**DATA RECORDS**
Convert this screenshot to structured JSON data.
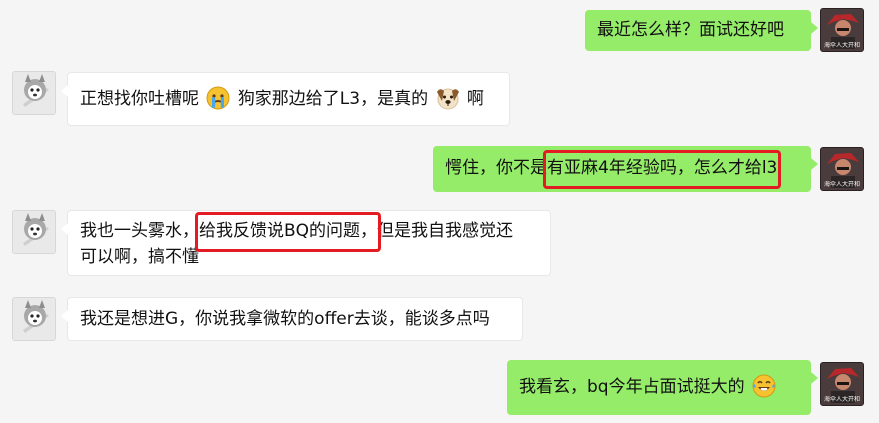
{
  "messages": [
    {
      "side": "right",
      "avatar": "avatar-red-hair",
      "text": "最近怎么样？面试还好吧"
    },
    {
      "side": "left",
      "avatar": "avatar-husky",
      "part1": "正想找你吐槽呢",
      "emoji1": "crying-face-icon",
      "part2": "狗家那边给了L3，是真的",
      "emoji2": "dog-face-icon",
      "part3": "啊"
    },
    {
      "side": "right",
      "avatar": "avatar-red-hair",
      "part1": "愕住，你不是",
      "highlight": "有亚麻4年经验吗，怎么才给l3"
    },
    {
      "side": "left",
      "avatar": "avatar-husky",
      "part1": "我也一头雾水，",
      "highlight": "给我反馈说BQ的问题，",
      "part2": "但是我自我感觉还",
      "part3": "可以啊，搞不懂"
    },
    {
      "side": "left",
      "avatar": "avatar-husky",
      "text": "我还是想进G，你说我拿微软的offer去谈，能谈多点吗"
    },
    {
      "side": "right",
      "avatar": "avatar-red-hair",
      "text": "我看玄，bq今年占面试挺大的",
      "emoji": "tears-of-joy-icon"
    }
  ],
  "avatar_caption": "海伞人大开和",
  "colors": {
    "background": "#f5f5f5",
    "self_bubble": "#95ec69",
    "other_bubble": "#ffffff",
    "highlight_box": "#e31b23"
  }
}
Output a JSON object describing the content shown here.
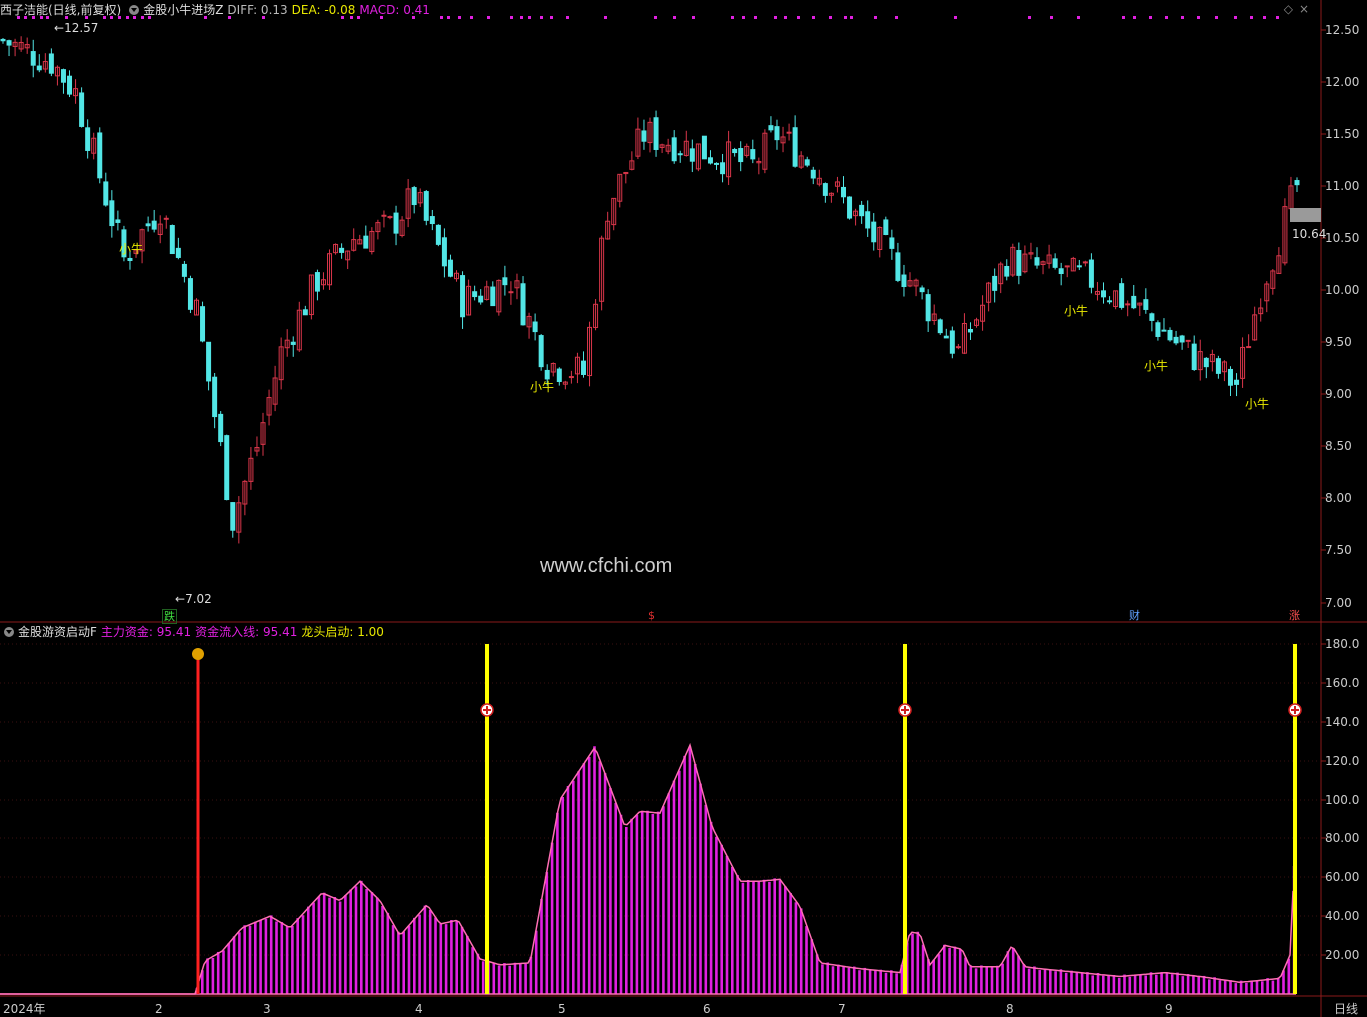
{
  "header": {
    "stock_title": "西子洁能(日线,前复权)",
    "indicator_name": "金股小牛进场Z",
    "diff_text": "DIFF: 0.13",
    "dea_text": "DEA: -0.08",
    "macd_text": "MACD: 0.41"
  },
  "subheader": {
    "indicator_name": "金股游资启动F",
    "main_fund_text": "主力资金: 95.41",
    "inflow_text": "资金流入线: 95.41",
    "leader_text": "龙头启动: 1.00"
  },
  "price_axis": [
    "12.50",
    "12.00",
    "11.50",
    "11.00",
    "10.50",
    "10.00",
    "9.50",
    "9.00",
    "8.50",
    "8.00",
    "7.50",
    "7.00"
  ],
  "sub_axis": [
    "180.0",
    "160.0",
    "140.0",
    "120.0",
    "100.0",
    "80.00",
    "60.00",
    "40.00",
    "20.00"
  ],
  "x_axis": [
    "2024年",
    "2",
    "3",
    "4",
    "5",
    "6",
    "7",
    "8",
    "9"
  ],
  "period_label": "日线",
  "annotations": {
    "high": "12.57",
    "low": "7.02",
    "last_price": "10.64",
    "signal_label": "小牛",
    "badge_down": "跌",
    "badge_money": "$",
    "badge_cai": "财",
    "badge_up": "涨"
  },
  "watermark": "www.cfchi.com",
  "colors": {
    "up": "#d9364a",
    "down": "#52e6e6",
    "fund": "#e020e0",
    "fund_line": "#ff6eb4",
    "signal_yellow": "#ffff00",
    "signal_red": "#ff2020",
    "background": "#000000"
  }
}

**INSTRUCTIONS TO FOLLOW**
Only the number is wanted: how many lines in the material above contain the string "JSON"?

**ANSWER TO THE EXERCISE**
2